> [EXERCISE REQUIREMENTS] Where the word "Postpaid" occurs in a line of the data, return the whole line.
*** DATA FOR THE TASK ***
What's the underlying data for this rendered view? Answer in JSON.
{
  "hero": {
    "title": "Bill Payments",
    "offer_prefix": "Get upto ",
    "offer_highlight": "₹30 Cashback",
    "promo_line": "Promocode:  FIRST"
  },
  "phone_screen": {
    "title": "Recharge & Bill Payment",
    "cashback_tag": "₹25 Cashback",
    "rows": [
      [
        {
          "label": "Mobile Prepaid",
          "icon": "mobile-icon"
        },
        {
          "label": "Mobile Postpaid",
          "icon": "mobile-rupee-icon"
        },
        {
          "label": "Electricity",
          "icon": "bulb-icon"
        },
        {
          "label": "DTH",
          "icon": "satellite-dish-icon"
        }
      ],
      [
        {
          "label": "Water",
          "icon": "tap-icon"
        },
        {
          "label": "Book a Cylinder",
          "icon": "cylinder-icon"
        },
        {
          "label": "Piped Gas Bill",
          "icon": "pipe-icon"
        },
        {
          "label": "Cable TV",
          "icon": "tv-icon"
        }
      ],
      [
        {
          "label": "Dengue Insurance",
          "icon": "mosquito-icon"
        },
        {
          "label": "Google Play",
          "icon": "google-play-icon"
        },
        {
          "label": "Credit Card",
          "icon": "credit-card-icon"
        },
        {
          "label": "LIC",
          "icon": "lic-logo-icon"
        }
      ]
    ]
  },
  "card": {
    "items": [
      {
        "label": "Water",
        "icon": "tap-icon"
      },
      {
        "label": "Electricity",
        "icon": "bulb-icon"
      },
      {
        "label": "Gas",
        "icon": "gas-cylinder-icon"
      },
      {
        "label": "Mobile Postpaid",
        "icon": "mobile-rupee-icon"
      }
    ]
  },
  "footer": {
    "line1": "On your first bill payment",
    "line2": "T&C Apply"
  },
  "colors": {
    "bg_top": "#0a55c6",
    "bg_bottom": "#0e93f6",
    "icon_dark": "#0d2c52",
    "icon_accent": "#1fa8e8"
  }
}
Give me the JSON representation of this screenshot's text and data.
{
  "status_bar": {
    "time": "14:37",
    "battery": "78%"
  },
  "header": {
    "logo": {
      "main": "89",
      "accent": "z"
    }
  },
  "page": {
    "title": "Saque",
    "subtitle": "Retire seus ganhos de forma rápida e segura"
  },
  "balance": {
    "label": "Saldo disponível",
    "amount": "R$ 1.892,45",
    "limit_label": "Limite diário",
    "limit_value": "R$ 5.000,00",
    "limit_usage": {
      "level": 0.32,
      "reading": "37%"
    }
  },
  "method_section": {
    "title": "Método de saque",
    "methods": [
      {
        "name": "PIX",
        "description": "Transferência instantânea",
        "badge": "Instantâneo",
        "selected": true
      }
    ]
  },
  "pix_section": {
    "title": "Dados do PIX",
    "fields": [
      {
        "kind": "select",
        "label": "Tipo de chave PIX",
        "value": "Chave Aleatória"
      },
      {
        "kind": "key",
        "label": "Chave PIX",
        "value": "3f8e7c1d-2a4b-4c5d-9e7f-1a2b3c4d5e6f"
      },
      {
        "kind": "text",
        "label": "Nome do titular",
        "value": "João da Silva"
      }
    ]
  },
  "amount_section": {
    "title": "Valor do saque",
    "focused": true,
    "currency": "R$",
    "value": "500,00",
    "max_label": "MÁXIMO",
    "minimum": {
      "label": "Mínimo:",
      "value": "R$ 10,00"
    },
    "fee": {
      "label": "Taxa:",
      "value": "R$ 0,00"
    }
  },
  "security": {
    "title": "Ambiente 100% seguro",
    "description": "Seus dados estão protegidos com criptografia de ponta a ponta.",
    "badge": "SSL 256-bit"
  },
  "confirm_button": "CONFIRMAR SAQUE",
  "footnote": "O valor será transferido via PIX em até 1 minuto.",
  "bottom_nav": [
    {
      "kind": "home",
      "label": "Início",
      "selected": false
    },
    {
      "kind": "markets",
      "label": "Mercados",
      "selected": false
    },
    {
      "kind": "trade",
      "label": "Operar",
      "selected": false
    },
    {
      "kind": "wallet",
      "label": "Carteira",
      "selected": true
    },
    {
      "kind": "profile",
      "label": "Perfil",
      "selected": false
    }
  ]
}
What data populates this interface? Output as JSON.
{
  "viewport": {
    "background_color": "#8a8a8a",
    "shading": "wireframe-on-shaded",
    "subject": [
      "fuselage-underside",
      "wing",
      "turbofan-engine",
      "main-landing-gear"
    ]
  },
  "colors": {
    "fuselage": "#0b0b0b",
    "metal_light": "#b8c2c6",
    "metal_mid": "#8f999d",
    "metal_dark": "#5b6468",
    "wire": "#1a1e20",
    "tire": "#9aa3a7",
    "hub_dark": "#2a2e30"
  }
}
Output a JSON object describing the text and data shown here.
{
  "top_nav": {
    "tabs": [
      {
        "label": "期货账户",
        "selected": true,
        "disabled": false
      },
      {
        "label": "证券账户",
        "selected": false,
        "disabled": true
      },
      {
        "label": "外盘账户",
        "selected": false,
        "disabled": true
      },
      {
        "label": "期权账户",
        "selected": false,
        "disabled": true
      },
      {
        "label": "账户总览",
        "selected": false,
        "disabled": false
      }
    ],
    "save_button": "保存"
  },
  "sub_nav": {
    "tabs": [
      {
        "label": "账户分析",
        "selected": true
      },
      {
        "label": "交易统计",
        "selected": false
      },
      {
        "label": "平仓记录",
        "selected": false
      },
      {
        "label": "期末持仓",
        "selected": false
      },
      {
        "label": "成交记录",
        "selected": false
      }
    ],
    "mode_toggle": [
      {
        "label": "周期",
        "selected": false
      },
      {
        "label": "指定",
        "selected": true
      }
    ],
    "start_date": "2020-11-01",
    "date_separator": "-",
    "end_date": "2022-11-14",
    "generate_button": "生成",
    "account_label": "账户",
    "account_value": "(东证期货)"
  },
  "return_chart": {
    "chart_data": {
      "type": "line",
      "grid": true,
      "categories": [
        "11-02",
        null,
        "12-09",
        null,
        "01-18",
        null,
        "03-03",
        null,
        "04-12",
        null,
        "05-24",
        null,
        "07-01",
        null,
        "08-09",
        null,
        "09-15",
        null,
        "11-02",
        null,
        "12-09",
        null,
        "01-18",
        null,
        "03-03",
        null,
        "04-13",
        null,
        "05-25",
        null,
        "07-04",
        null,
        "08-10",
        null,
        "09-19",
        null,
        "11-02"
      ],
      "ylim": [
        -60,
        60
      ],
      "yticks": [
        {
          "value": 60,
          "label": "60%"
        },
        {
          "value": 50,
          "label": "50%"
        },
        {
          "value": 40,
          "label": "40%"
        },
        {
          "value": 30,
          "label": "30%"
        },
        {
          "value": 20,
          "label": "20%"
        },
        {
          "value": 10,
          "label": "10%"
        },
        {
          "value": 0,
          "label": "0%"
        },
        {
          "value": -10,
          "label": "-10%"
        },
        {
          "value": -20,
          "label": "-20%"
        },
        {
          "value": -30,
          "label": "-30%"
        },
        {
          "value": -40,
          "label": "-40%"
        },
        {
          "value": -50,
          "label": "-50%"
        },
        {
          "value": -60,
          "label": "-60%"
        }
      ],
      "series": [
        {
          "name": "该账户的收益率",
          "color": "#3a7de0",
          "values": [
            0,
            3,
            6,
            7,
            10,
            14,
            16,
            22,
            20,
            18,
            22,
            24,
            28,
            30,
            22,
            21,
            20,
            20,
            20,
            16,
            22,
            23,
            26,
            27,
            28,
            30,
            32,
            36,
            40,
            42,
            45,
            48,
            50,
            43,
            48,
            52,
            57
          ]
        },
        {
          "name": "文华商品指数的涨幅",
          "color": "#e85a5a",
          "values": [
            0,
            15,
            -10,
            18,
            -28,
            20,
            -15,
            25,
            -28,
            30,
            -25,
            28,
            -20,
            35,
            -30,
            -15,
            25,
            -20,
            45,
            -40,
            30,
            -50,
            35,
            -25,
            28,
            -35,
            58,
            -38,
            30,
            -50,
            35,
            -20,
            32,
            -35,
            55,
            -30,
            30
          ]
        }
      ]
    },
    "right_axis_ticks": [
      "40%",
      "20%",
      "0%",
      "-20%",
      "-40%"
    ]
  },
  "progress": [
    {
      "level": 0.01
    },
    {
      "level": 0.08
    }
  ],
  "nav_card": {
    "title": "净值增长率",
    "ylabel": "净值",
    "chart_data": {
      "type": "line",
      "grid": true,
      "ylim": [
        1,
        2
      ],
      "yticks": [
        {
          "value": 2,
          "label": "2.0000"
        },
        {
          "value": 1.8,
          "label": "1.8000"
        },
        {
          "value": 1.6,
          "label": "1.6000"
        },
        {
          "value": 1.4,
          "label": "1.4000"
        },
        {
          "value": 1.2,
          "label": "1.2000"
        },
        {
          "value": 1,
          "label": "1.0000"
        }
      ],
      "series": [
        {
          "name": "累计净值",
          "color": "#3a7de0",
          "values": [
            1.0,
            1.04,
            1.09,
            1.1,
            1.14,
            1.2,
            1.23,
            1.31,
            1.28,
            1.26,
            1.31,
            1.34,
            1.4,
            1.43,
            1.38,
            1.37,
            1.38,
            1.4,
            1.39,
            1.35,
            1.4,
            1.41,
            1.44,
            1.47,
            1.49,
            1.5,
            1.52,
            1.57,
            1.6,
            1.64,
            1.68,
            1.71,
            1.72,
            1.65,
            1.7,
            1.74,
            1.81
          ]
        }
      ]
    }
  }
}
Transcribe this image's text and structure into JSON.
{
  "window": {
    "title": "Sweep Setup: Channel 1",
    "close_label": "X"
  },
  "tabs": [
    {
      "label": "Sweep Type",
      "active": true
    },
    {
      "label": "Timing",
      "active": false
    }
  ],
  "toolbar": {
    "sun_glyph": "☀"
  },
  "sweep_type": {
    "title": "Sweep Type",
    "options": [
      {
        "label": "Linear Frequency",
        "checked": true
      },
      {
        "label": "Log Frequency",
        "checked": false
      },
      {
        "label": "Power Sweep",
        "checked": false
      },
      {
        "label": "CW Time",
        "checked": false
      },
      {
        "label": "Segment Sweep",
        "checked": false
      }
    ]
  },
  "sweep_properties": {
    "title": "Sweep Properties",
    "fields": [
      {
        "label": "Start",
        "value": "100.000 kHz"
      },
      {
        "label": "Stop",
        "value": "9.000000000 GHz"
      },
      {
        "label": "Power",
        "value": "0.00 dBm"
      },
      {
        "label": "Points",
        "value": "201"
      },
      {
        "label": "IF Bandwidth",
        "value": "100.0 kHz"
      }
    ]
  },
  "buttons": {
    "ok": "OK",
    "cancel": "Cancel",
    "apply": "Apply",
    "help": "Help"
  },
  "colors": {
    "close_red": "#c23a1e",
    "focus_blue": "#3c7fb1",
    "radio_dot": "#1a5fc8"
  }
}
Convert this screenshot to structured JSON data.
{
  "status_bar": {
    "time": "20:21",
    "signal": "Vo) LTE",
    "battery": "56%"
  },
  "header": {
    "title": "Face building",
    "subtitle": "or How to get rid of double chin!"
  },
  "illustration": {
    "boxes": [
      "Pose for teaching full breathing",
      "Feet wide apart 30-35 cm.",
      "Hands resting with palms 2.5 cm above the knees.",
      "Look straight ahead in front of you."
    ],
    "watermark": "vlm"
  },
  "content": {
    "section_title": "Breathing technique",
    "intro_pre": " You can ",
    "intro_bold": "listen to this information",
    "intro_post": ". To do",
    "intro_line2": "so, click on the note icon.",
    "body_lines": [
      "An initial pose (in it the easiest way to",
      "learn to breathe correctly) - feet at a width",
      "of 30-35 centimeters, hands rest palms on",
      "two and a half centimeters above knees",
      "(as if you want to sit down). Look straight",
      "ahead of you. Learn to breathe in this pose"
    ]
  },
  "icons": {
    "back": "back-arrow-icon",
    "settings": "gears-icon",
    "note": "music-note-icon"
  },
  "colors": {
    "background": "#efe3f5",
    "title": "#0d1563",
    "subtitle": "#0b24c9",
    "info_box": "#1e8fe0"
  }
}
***
> [RESULT FOR THIS TASK]
          "label": "Mobile Postpaid",
        "label": "Mobile Postpaid",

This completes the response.